Thank you for your question. I look forward to working with you to provide you the information you are seeking for educational purposes only.
Under VA law, absent a will to the contrary, without a surviving current spouse, your brother's children are the sole heirs to his estate with rights to that estate. Legally, even as executor of your parent's estate, you do not have a right to see what is in your brother's estate. If there was perhaps an insurance policy with your brother as beneficiary and your parents as insured, that would still go to your niece. However, typically, without a will, she gets his whole estate (presuming she is only child, which is easier for now, but you understand if he had multiple children the same applies and they share their father's estate equally).
If she has something that she needs from your mother, as you are executor, she needs to make the request to you in writing. If you choose not to provide it you can force her to go to court to get a court order (since we have no idea why she needs it I could not even guess).
As estate administrator, you do not have the right to know anything unless there was something that was supposed to go to your mother's estate.
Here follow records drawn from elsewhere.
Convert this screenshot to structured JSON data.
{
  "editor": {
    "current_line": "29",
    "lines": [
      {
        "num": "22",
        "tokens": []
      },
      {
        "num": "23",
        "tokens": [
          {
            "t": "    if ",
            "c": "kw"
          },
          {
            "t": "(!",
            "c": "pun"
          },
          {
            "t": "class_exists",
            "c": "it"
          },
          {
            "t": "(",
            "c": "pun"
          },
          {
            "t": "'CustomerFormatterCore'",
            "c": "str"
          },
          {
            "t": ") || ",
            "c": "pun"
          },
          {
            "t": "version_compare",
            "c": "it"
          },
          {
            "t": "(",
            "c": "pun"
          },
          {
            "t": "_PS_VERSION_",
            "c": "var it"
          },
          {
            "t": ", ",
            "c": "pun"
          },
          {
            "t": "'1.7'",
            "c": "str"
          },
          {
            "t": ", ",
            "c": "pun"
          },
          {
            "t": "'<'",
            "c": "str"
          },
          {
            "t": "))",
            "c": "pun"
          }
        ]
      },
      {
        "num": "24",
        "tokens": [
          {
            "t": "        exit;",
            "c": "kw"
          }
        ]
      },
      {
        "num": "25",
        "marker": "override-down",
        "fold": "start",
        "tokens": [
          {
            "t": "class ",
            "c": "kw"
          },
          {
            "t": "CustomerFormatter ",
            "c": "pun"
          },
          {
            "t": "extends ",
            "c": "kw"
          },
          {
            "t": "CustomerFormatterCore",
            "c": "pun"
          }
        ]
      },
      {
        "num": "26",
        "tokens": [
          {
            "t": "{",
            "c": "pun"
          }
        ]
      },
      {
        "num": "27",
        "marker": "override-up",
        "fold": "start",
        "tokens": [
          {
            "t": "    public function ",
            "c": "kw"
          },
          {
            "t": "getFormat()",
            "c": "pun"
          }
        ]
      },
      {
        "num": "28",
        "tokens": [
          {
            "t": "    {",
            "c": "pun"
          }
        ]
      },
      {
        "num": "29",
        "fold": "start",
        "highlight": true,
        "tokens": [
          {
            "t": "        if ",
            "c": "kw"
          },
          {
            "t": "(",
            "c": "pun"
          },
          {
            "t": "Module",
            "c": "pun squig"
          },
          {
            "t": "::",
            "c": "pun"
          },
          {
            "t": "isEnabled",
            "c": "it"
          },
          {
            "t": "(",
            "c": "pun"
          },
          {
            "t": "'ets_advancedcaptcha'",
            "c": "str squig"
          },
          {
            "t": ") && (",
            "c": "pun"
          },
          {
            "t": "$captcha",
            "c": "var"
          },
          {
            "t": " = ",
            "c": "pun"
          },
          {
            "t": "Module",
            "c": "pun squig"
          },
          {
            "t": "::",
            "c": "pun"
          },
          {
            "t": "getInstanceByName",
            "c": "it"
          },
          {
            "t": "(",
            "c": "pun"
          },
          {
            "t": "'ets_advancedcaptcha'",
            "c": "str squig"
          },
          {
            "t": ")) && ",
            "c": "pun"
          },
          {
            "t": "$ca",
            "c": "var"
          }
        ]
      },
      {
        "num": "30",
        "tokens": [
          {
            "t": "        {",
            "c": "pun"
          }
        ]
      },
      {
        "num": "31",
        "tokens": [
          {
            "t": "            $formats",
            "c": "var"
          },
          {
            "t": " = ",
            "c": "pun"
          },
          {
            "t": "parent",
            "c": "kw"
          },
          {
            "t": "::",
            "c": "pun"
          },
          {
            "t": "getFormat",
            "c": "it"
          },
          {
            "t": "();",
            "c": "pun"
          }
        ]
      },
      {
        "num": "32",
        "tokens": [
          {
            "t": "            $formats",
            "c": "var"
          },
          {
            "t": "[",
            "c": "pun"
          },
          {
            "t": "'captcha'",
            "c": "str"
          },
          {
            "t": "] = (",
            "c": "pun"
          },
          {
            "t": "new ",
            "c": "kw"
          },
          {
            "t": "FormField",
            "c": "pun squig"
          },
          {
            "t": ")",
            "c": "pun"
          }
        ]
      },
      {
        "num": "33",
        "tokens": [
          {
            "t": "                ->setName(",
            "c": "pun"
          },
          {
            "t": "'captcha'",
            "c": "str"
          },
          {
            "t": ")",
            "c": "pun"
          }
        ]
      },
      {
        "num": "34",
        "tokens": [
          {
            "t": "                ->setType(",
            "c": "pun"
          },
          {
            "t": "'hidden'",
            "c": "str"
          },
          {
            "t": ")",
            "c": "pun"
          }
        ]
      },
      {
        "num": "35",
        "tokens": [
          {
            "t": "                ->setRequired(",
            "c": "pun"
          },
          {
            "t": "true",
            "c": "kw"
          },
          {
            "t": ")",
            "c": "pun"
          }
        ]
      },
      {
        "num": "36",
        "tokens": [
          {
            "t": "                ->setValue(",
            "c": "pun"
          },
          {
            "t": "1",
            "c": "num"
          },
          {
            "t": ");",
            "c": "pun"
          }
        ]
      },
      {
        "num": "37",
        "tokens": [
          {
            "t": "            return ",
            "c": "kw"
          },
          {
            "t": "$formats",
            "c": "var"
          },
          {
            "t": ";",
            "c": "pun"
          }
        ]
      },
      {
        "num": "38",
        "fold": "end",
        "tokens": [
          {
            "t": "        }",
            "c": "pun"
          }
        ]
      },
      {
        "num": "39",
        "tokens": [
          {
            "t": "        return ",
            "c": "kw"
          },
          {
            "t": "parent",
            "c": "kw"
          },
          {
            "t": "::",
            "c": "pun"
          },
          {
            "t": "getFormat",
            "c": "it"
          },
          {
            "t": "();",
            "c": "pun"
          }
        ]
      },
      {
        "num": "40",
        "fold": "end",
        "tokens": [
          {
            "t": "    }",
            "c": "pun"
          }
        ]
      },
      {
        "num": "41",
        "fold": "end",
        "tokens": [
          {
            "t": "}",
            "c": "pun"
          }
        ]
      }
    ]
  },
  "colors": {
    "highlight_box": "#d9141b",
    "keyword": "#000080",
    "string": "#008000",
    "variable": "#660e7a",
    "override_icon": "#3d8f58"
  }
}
It is likely your brother may have had an insurance policy or something naming your mother as beneficiary, but if the beneficiary dies before your brother, then that beneficiary grant is void and whatever it was granted to your mom goes into your brother's estate, it would not go to your mother's estate because she died before your brother.
If you refuse to provide the death certificate, she can actually petition the court for an order to get a copy from the department of vital records without your consent and the court will grant it.